We also need to point out that this sluggishness was only an issue for the phone’s menus. When using apps, the phone felt perfectly snappy.
The Samsung Galaxy S21 FE has a 4,500mAh power pack - that’s a fairly standard size for a mobile - but we still found the battery life disappointingly lacking.
With average use - that is to say, some social media browsing, music streaming and maybe the odd game and photo capture here and there, we found the battery just about limped to the finish line and barely survived a whole day between powering. But heavy use ensured we’d need to charge the mobile in the early evening to keep it ticking until the next morning.
So if you’re only a light phone user, you might find the Galaxy S21 FE’s lasting power is just fine; but if you like to use your mobile a lot, it might not be enough.
Powering wasn’t exactly impressive either, as the FE’s 25W powering is startlingly uncompetitive compared to the huge number of fast-charging phones on the market, some of which go up to 65W or even 120W.
At 25W, the phone takes about an hour and a half to power from empty to full, though we’d imagine most users will power it up overnight at that speed. That's with the fastest-charging cables we had at home, but since a charger isn't included in the box, you'll have to power at the speed of whatever plug you already own or choose to buy.
Surprisingly for a ‘budget’ phone, the Galaxy S21 FE also offers 15W wireless powering and 4.5W reverse wireless powering, the latter of which lets you juice up other mobiles. Those aren’t fast speeds either, but given that not many mobiles offer wireless powering, the specs may tempt some buyers.
Should I buy the Samsung Galaxy S21 FE?
Buy it if...
You want a good-looking medium-sized screen
While the Samsung Galaxy S21 FE has similar screen specs to its siblings, it sits at a nice middle ground between them in terms of size.
You want the Galaxy S21's cameras
Despite a few slight changes here and there, the Galaxy S21 FE has basically the same camera capabilities as its main-series siblings.
You want a slender mobile
We found the Samsung Galaxy S21 FE comfortable to hold in the hand, with a thin body and light weight, so if you don't want a chunky device it's a good option.
Don't buy it if...
You find the Galaxy S21 for cheaper

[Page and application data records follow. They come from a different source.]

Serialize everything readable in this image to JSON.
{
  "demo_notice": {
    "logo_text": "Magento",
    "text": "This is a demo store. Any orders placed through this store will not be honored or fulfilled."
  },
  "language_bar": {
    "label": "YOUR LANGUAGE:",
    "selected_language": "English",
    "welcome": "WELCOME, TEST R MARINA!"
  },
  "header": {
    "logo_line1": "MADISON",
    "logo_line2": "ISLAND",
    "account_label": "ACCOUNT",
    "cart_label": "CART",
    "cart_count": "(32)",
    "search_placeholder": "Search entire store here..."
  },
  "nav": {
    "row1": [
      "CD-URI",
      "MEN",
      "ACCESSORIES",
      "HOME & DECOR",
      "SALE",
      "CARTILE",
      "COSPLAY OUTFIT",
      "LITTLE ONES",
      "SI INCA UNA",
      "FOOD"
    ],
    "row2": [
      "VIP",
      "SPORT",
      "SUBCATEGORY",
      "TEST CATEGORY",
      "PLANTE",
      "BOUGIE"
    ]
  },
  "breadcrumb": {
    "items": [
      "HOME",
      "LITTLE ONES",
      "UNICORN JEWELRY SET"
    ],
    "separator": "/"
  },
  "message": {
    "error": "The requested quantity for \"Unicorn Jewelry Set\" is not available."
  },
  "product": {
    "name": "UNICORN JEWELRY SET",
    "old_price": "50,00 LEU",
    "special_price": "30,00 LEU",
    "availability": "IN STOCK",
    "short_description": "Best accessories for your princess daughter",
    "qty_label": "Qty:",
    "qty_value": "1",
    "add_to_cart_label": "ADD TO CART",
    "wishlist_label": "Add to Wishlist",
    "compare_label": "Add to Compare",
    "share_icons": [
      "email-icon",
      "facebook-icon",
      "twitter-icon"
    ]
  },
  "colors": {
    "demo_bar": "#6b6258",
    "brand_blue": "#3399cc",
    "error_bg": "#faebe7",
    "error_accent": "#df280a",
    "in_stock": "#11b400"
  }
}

The Samsung Galaxy S21 is a better-specced phone than its FE sibling in most ways, so if you find it available for less, just buy it instead. Alternatively, you could wait for the S22, which should be along soon.
You need fast charging
The FE's 25W powering certainly isn't fast, not when it means the device takes well over an hour to fully power up, and if you need quick turn-around times for charging your device, there are many better options.
Long-lasting battery is important
We often found we needed to augment our behavior to get the Galaxy S21 FE to last a full day between charges - if you want a reliable one-day-plus mobile, it's not going to be great for you.
First reviewed January 2022